== What is being asked ==
The records that follow are to be given again exactly. Do not carry over any image.

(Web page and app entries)
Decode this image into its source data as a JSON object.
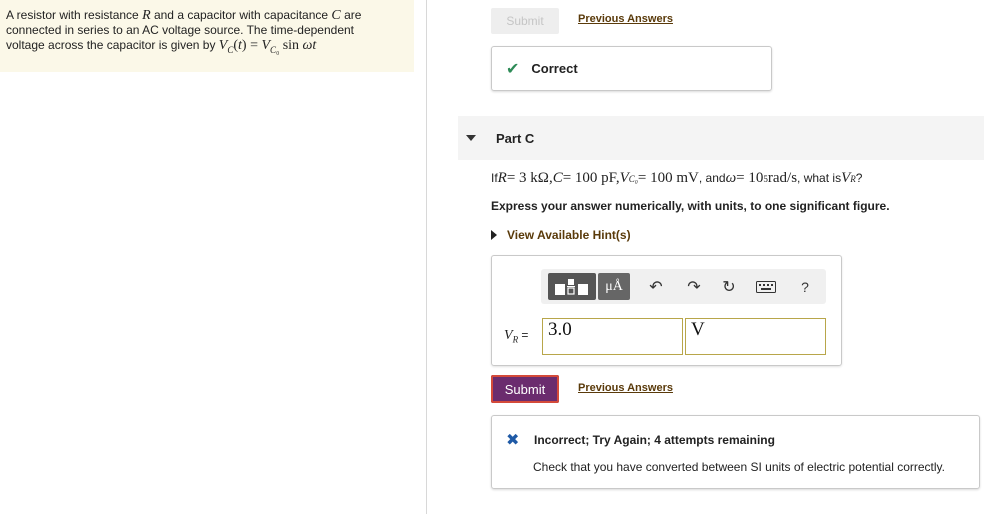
{
  "problem": {
    "text_1": "A resistor with resistance ",
    "var_R": "R",
    "text_2": " and a capacitor with capacitance ",
    "var_C": "C",
    "text_3": " are",
    "line_2": "connected in series to an AC voltage source. The time-dependent",
    "line_3_text": "voltage across the capacitor is given by ",
    "line_3_math": "V⁣C(t) = VC₀ sin ωt"
  },
  "part_b": {
    "submit_label": "Submit",
    "previous_answers_label": "Previous Answers",
    "feedback": "Correct"
  },
  "part_c": {
    "title": "Part C",
    "q_if": "If ",
    "q_R": "R",
    "q_eq1": " = 3 kΩ, ",
    "q_C": "C",
    "q_eq2": " = 100 pF, ",
    "q_V": "V",
    "q_Vsub": "C₀",
    "q_eq3": " = 100 mV",
    "q_and": ", and ",
    "q_w": "ω",
    "q_eq4": " = 10",
    "q_exp": "5",
    "q_eq5": " rad/s",
    "q_what": ", what is ",
    "q_VR": "V",
    "q_VRsub": "R",
    "q_end": "?",
    "instructions": "Express your answer numerically, with units, to one significant figure.",
    "hints_label": "View Available Hint(s)",
    "toolbar": {
      "units_label": "μÅ",
      "undo": "↶",
      "redo": "↷",
      "reset": "↻",
      "help": "?"
    },
    "answer_var": "V",
    "answer_var_sub": "R",
    "answer_eq": " =",
    "value": "3.0",
    "units": "V",
    "submit_label": "Submit",
    "previous_answers_label": "Previous Answers",
    "feedback_title": "Incorrect; Try Again; 4 attempts remaining",
    "feedback_text": "Check that you have converted between SI units of electric potential correctly."
  }
}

== Response to the task ==
Decode this image into its source data as a JSON object.
{
  "problem": {
    "text_1": "A resistor with resistance ",
    "var_R": "R",
    "text_2": " and a capacitor with capacitance ",
    "var_C": "C",
    "text_3": " are",
    "line_2": "connected in series to an AC voltage source. The time-dependent",
    "line_3_text": "voltage across the capacitor is given by ",
    "line_3_math": "V⁣C(t) = VC₀ sin ωt"
  },
  "part_b": {
    "submit_label": "Submit",
    "previous_answers_label": "Previous Answers",
    "feedback": "Correct"
  },
  "part_c": {
    "title": "Part C",
    "q_if": "If ",
    "q_R": "R",
    "q_eq1": " = 3 kΩ, ",
    "q_C": "C",
    "q_eq2": " = 100 pF, ",
    "q_V": "V",
    "q_Vsub": "C₀",
    "q_eq3": " = 100 mV",
    "q_and": ", and ",
    "q_w": "ω",
    "q_eq4": " = 10",
    "q_exp": "5",
    "q_eq5": " rad/s",
    "q_what": ", what is ",
    "q_VR": "V",
    "q_VRsub": "R",
    "q_end": "?",
    "instructions": "Express your answer numerically, with units, to one significant figure.",
    "hints_label": "View Available Hint(s)",
    "toolbar": {
      "units_label": "μÅ",
      "undo": "↶",
      "redo": "↷",
      "reset": "↻",
      "help": "?"
    },
    "answer_var": "V",
    "answer_var_sub": "R",
    "answer_eq": " =",
    "value": "3.0",
    "units": "V",
    "submit_label": "Submit",
    "previous_answers_label": "Previous Answers",
    "feedback_title": "Incorrect; Try Again; 4 attempts remaining",
    "feedback_text": "Check that you have converted between SI units of electric potential correctly."
  }
}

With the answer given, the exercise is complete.